I ask myself what I can do as an ordinary person living an ordinary life. I can listen and respect the experiences of those different to my own. I can pay attention to the voices of the disempowered. I can read the stories written by those whose lives are disimilar to my own. I can speak up when comments and actions are made to disrespect the experience of those living without ingrained privilege.

Reading fiction is one way in which to explore the voices of those that are often submerged in society. Experiences described by authors of colour can give an insight into a life different to our own. When I was growing up, these reads were not available. Now, however, the shelves in the bookstores are slowly showcasing stories written by authors of different races and culture.

Today I share with you a powerful story written by a Canadian author: The Book of Negroes. Lawrence Hill gives voice to those who were forced from their home country in West Africa and sold as property. The novel centres on the story of Aminata Diallo from the time she was captured, sold into slavery in the United States, and fought for freedom. This powerful novel not only brought tears to my eyes, but it made me think on the slave trade and the far-reaching consequences of this moment in history. Hill writes Aminita’s story with empathy and brings the experience of the woman to life. This is a novel that I have recommended to others to read; and it is one that will always have a place on my bookshelf.

What diverse read has resonated with you?

© Colline Kook-Chun, 2020

Visual Arts: Inspired by Van Gogh

The Ontario Curriculum of Visual Arts for grades 1 and 2 encourages the exploration of lines, colour, and a variety of media with which to create art. For one of my lessons created on the remote teaching platform, I thought students would enjoy a break from math and literacy to create a little and work with paint.

After asking them to watch some videos – in French – on the life and art of Vincent van Gogh, I asked my students to use the painting titled Starry Night as an inspiration for their own night scene.

In order to determine whether the project was possible, I decided to do a painting of my own.
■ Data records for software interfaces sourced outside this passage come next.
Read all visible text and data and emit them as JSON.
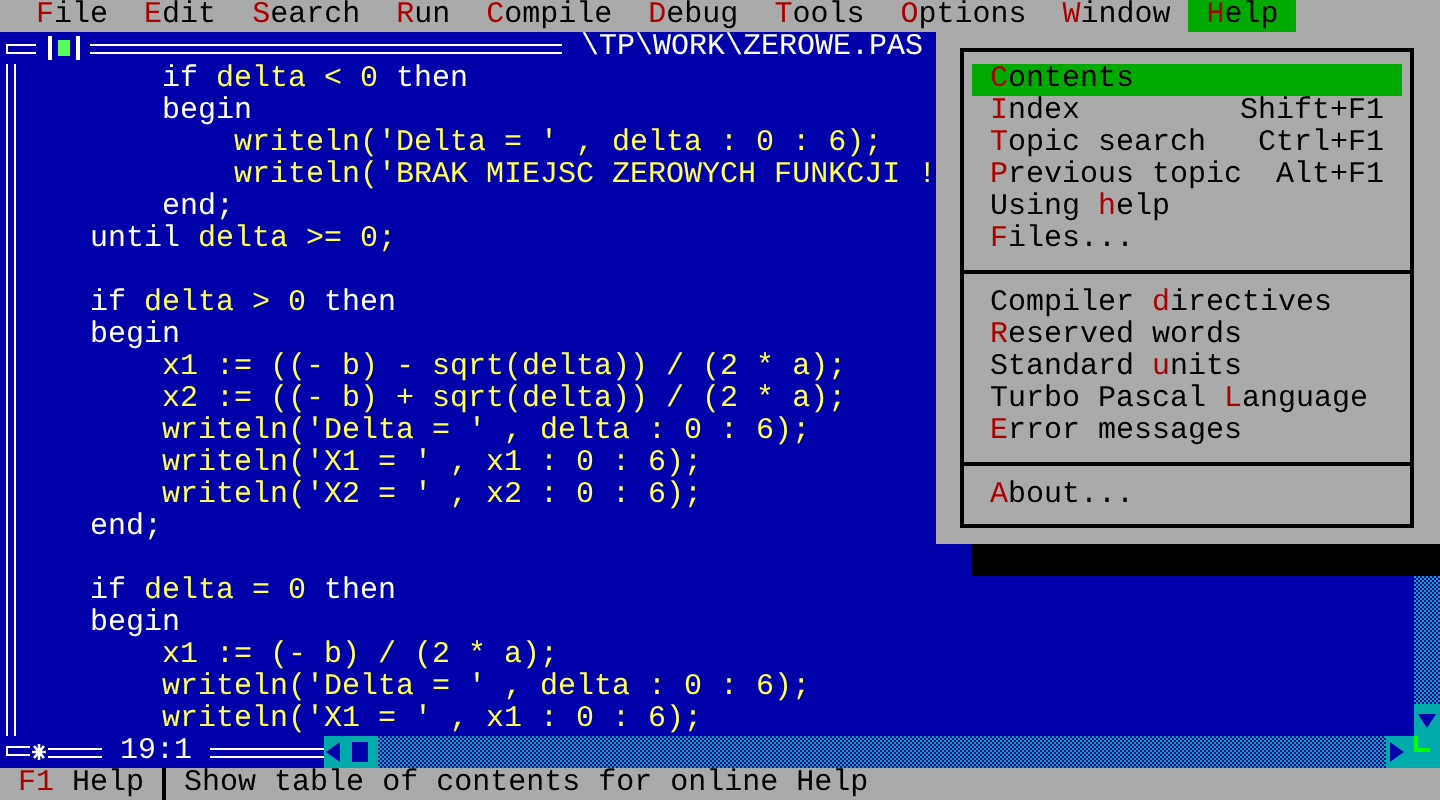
{
  "menu_bar": [
    {
      "key": "F",
      "post": "ile",
      "selected": false
    },
    {
      "key": "E",
      "post": "dit",
      "selected": false
    },
    {
      "key": "S",
      "post": "earch",
      "selected": false
    },
    {
      "key": "R",
      "post": "un",
      "selected": false
    },
    {
      "key": "C",
      "post": "ompile",
      "selected": false
    },
    {
      "key": "D",
      "post": "ebug",
      "selected": false
    },
    {
      "key": "T",
      "post": "ools",
      "selected": false
    },
    {
      "key": "O",
      "post": "ptions",
      "selected": false
    },
    {
      "key": "W",
      "post": "indow",
      "selected": false
    },
    {
      "key": "H",
      "post": "elp",
      "selected": true
    }
  ],
  "editor": {
    "title": "\\TP\\WORK\\ZEROWE.PAS",
    "cursor_position": "19:1",
    "lines": [
      {
        "kind": "code",
        "tokens": [
          {
            "text": "        if",
            "kind": "keyword"
          },
          {
            "text": " delta < 0 ",
            "kind": "ident"
          },
          {
            "text": "then",
            "kind": "keyword"
          }
        ]
      },
      {
        "kind": "code",
        "tokens": [
          {
            "text": "        begin",
            "kind": "keyword"
          }
        ]
      },
      {
        "kind": "code",
        "tokens": [
          {
            "text": "            writeln('Delta = ' , delta : 0 : 6);",
            "kind": "ident"
          }
        ]
      },
      {
        "kind": "code",
        "tokens": [
          {
            "text": "            writeln('BRAK MIEJSC ZEROWYCH FUNKCJI !",
            "kind": "ident"
          }
        ]
      },
      {
        "kind": "code",
        "tokens": [
          {
            "text": "        end;",
            "kind": "keyword"
          }
        ]
      },
      {
        "kind": "code",
        "tokens": [
          {
            "text": "    until",
            "kind": "keyword"
          },
          {
            "text": " delta >= 0;",
            "kind": "ident"
          }
        ]
      },
      {
        "kind": "blank"
      },
      {
        "kind": "code",
        "tokens": [
          {
            "text": "    if",
            "kind": "keyword"
          },
          {
            "text": " delta > 0 ",
            "kind": "ident"
          },
          {
            "text": "then",
            "kind": "keyword"
          }
        ]
      },
      {
        "kind": "code",
        "tokens": [
          {
            "text": "    begin",
            "kind": "keyword"
          }
        ]
      },
      {
        "kind": "code",
        "tokens": [
          {
            "text": "        x1 := ((- b) - sqrt(delta)) / (2 * a);",
            "kind": "ident"
          }
        ]
      },
      {
        "kind": "code",
        "tokens": [
          {
            "text": "        x2 := ((- b) + sqrt(delta)) / (2 * a);",
            "kind": "ident"
          }
        ]
      },
      {
        "kind": "code",
        "tokens": [
          {
            "text": "        writeln('Delta = ' , delta : 0 : 6);",
            "kind": "ident"
          }
        ]
      },
      {
        "kind": "code",
        "tokens": [
          {
            "text": "        writeln('X1 = ' , x1 : 0 : 6);",
            "kind": "ident"
          }
        ]
      },
      {
        "kind": "code",
        "tokens": [
          {
            "text": "        writeln('X2 = ' , x2 : 0 : 6);",
            "kind": "ident"
          }
        ]
      },
      {
        "kind": "code",
        "tokens": [
          {
            "text": "    end;",
            "kind": "keyword"
          }
        ]
      },
      {
        "kind": "blank"
      },
      {
        "kind": "code",
        "tokens": [
          {
            "text": "    if",
            "kind": "keyword"
          },
          {
            "text": " delta = 0 ",
            "kind": "ident"
          },
          {
            "text": "then",
            "kind": "keyword"
          }
        ]
      },
      {
        "kind": "code",
        "tokens": [
          {
            "text": "    begin",
            "kind": "keyword"
          }
        ]
      },
      {
        "kind": "code",
        "tokens": [
          {
            "text": "        x1 := (- b) / (2 * a);",
            "kind": "ident"
          }
        ]
      },
      {
        "kind": "code",
        "tokens": [
          {
            "text": "        writeln('Delta = ' , delta : 0 : 6);",
            "kind": "ident"
          }
        ]
      },
      {
        "kind": "code",
        "tokens": [
          {
            "text": "        writeln('X1 = ' , x1 : 0 : 6);",
            "kind": "ident"
          }
        ]
      }
    ]
  },
  "help_menu": [
    {
      "kind": "item",
      "key": "C",
      "post": "ontents",
      "selected": true
    },
    {
      "kind": "item",
      "key": "I",
      "post": "ndex",
      "shortcut": "Shift+F1",
      "selected": false
    },
    {
      "kind": "item",
      "key": "T",
      "post": "opic search",
      "shortcut": "Ctrl+F1",
      "selected": false
    },
    {
      "kind": "item",
      "key": "P",
      "post": "revious topic",
      "shortcut": "Alt+F1",
      "selected": false
    },
    {
      "kind": "item",
      "pre": "Using ",
      "key": "h",
      "post": "elp",
      "selected": false
    },
    {
      "kind": "item",
      "key": "F",
      "post": "iles...",
      "selected": false
    },
    {
      "kind": "separator"
    },
    {
      "kind": "item",
      "pre": "Compiler ",
      "key": "d",
      "post": "irectives",
      "selected": false
    },
    {
      "kind": "item",
      "key": "R",
      "post": "eserved words",
      "selected": false
    },
    {
      "kind": "item",
      "pre": "Standard ",
      "key": "u",
      "post": "nits",
      "selected": false
    },
    {
      "kind": "item",
      "pre": "Turbo Pascal ",
      "key": "L",
      "post": "anguage",
      "selected": false
    },
    {
      "kind": "item",
      "key": "E",
      "post": "rror messages",
      "selected": false
    },
    {
      "kind": "separator"
    },
    {
      "kind": "item",
      "key": "A",
      "post": "bout...",
      "selected": false
    }
  ],
  "status_bar": {
    "key": "F1",
    "label": "Help",
    "message": "Show table of contents for online Help"
  }
}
I laid out my materials for the project: acrylic paint, a paintbrush, a jar of water, a pencil, a sheet of card stock, a plastic fork, and a copy of Van Gogh’s painting.

For my first step, I lightly penciled in what I wanted to paint. I looked to the original painting for inspiration, knowing that I would not be able to copy the original exactly.

To recreate the lines seen as in the original painting, I used a plastic fork. For the lines to show up, I noticed that I had to layer the paint thickly onto the card.

I painted section by section and then used the fork in specific areas before the paint dried.

I enjoyed the activity and found it calming. I am hoping that the children I work with will find it calming as well – especially those who enjoy creating art with paint.

I like the effect of using the fork on the painting and am now thinking of other ways in which my students can practice this technique.

The acrylic paint is a bit sticky to use – or maybe it is because the paint I had was a little dry. The next time I do this activity (hopefully when in the classroom), I will attempt the task with tempura paint. It would be interesting to make a comparison and to see which medium is more effective.

My final product is not bad for a first attempt though it it nowhere near to what my daughters (who are art students) would produce.

I now look forward to seeing what my students create.

Have you attempted to recreate Van Gogh’s Starry Night?

© Colline Kook-Chun, 2020